» **Exercise brief**
Run through the records and show each line that includes the string "Downlo".

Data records
*** Begin section ***

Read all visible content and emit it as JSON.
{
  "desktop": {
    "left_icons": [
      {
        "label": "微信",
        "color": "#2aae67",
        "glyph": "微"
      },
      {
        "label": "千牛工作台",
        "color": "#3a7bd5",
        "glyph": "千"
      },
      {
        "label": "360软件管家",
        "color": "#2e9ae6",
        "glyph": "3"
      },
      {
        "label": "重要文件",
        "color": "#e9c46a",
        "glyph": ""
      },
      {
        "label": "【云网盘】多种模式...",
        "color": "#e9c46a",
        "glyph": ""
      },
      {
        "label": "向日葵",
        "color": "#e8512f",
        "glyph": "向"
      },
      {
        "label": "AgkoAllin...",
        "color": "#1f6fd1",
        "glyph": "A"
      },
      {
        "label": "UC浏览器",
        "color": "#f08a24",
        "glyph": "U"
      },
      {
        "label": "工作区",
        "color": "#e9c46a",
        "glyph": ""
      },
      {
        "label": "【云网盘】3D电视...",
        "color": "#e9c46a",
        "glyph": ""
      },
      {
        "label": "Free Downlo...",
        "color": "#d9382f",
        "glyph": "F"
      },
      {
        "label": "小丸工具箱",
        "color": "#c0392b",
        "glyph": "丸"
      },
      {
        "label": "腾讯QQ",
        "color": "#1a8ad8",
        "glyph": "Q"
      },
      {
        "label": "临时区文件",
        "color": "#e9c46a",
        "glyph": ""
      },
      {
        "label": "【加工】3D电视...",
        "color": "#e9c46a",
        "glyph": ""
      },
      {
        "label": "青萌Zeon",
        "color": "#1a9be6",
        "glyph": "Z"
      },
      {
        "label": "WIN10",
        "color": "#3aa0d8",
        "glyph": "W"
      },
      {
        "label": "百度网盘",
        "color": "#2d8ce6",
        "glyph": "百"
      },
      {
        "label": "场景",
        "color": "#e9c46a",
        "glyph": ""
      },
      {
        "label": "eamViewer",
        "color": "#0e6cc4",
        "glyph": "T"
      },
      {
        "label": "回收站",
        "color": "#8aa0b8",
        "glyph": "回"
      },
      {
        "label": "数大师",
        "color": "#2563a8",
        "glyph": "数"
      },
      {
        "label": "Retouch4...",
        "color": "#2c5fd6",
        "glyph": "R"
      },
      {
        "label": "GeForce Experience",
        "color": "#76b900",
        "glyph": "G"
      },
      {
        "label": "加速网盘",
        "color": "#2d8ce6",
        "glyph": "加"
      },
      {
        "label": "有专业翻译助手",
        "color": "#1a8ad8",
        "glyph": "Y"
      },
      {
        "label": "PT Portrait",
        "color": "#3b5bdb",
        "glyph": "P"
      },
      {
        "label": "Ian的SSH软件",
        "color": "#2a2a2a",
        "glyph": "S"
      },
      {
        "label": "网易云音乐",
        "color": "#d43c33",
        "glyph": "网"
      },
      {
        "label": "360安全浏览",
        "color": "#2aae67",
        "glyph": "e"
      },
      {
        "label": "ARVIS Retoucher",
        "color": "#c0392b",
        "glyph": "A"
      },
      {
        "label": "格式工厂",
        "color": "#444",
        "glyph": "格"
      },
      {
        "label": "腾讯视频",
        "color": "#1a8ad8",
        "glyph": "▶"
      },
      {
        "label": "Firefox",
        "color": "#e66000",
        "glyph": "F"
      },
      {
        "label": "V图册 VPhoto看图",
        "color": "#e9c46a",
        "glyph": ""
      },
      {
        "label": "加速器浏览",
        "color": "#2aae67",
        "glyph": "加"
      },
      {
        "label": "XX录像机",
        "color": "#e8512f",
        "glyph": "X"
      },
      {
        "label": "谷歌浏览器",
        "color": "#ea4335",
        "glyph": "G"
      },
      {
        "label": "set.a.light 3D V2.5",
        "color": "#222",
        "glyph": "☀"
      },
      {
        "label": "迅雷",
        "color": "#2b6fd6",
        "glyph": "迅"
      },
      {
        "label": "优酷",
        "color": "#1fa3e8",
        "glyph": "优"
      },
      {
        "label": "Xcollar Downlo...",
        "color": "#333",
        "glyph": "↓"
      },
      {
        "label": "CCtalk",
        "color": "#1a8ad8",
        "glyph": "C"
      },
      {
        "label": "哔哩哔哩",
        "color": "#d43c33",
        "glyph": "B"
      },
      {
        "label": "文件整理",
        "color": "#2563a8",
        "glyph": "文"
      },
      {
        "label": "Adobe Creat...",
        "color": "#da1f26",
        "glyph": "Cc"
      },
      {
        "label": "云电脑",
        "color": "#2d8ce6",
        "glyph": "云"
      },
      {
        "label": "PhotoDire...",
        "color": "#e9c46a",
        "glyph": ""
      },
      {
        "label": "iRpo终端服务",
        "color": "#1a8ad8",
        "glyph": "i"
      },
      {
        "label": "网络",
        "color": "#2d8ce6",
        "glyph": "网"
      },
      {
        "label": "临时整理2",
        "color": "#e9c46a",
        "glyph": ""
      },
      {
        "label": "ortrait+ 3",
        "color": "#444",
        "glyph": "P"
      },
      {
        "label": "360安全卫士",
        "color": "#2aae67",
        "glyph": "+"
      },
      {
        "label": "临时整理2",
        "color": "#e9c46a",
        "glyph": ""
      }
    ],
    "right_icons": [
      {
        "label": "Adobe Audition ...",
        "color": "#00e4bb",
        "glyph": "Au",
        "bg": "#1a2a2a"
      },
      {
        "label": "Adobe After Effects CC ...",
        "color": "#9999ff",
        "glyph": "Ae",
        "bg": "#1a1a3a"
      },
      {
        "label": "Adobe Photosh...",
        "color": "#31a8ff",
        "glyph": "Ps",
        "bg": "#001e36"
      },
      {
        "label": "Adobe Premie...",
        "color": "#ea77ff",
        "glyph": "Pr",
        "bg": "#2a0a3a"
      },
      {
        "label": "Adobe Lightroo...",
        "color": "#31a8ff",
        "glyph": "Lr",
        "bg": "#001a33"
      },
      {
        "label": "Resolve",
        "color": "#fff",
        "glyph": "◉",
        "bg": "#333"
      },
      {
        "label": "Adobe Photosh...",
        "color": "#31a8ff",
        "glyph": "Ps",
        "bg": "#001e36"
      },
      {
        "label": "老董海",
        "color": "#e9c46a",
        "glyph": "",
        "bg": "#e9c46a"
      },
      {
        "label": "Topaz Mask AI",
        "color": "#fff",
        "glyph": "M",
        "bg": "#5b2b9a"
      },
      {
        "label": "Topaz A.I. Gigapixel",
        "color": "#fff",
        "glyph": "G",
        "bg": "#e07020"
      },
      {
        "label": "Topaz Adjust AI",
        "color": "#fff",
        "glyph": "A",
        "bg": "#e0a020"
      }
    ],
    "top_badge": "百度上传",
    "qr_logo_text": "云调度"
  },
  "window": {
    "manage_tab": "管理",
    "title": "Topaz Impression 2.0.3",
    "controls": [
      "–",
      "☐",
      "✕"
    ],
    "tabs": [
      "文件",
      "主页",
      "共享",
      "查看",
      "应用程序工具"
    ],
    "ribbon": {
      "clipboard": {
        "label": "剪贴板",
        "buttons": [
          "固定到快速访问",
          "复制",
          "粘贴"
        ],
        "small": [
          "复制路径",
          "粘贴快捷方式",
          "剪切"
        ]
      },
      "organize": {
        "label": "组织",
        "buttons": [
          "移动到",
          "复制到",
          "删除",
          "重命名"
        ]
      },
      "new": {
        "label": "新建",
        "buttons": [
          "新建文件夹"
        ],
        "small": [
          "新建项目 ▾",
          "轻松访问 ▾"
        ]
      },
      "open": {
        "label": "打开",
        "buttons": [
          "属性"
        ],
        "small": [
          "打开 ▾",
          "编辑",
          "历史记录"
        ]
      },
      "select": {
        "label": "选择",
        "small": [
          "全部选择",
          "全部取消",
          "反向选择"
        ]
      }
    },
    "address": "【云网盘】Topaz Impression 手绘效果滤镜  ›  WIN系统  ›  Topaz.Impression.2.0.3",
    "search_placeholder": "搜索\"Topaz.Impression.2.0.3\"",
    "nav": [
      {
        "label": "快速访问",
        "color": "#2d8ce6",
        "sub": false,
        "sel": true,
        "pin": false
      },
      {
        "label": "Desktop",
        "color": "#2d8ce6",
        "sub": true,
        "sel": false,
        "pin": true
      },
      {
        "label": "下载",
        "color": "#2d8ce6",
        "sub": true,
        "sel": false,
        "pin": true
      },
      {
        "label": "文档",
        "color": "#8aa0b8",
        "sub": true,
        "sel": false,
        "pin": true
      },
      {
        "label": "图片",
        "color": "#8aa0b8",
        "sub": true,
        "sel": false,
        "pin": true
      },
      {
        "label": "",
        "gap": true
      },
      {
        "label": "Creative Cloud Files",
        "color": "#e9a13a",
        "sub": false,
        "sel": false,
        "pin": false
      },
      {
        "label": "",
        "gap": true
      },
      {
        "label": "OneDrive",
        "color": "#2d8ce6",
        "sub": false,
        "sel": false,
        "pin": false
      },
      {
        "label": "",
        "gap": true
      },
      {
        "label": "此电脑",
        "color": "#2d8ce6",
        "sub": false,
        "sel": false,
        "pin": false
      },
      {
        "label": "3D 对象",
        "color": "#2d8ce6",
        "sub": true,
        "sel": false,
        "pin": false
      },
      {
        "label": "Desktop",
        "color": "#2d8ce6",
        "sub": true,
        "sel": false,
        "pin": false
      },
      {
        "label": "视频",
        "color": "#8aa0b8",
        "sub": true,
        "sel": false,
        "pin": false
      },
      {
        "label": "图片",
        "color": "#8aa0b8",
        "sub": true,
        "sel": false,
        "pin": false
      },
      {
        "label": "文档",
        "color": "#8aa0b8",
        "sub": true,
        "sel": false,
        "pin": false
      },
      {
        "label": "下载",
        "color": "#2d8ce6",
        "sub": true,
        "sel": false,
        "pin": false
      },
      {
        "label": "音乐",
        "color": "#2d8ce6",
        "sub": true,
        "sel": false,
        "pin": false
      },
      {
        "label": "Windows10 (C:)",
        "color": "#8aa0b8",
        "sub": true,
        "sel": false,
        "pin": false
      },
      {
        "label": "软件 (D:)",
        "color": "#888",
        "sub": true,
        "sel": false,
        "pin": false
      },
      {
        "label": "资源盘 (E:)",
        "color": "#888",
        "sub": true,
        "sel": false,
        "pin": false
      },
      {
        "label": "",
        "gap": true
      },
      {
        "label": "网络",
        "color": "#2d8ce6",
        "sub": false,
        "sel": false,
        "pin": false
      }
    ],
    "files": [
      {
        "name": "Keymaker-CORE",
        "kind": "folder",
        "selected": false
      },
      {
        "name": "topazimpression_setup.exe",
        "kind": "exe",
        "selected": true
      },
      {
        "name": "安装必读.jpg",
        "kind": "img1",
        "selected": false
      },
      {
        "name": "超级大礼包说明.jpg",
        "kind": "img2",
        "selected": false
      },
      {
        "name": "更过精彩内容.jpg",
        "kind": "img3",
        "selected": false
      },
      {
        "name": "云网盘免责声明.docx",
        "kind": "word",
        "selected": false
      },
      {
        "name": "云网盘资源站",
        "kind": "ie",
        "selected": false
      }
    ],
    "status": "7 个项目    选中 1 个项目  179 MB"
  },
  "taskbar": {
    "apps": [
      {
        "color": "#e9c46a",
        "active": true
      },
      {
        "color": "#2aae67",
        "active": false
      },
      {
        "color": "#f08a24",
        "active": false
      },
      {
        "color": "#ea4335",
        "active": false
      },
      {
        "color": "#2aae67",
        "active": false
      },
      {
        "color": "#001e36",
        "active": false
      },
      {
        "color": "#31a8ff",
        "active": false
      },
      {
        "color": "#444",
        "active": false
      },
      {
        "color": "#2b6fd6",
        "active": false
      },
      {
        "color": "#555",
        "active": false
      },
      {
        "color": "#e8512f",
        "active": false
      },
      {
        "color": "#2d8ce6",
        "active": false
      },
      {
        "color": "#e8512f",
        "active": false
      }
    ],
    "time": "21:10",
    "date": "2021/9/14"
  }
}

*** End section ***

» **Result**
        "label": "Free Downlo...",
        "label": "Xcollar Downlo...",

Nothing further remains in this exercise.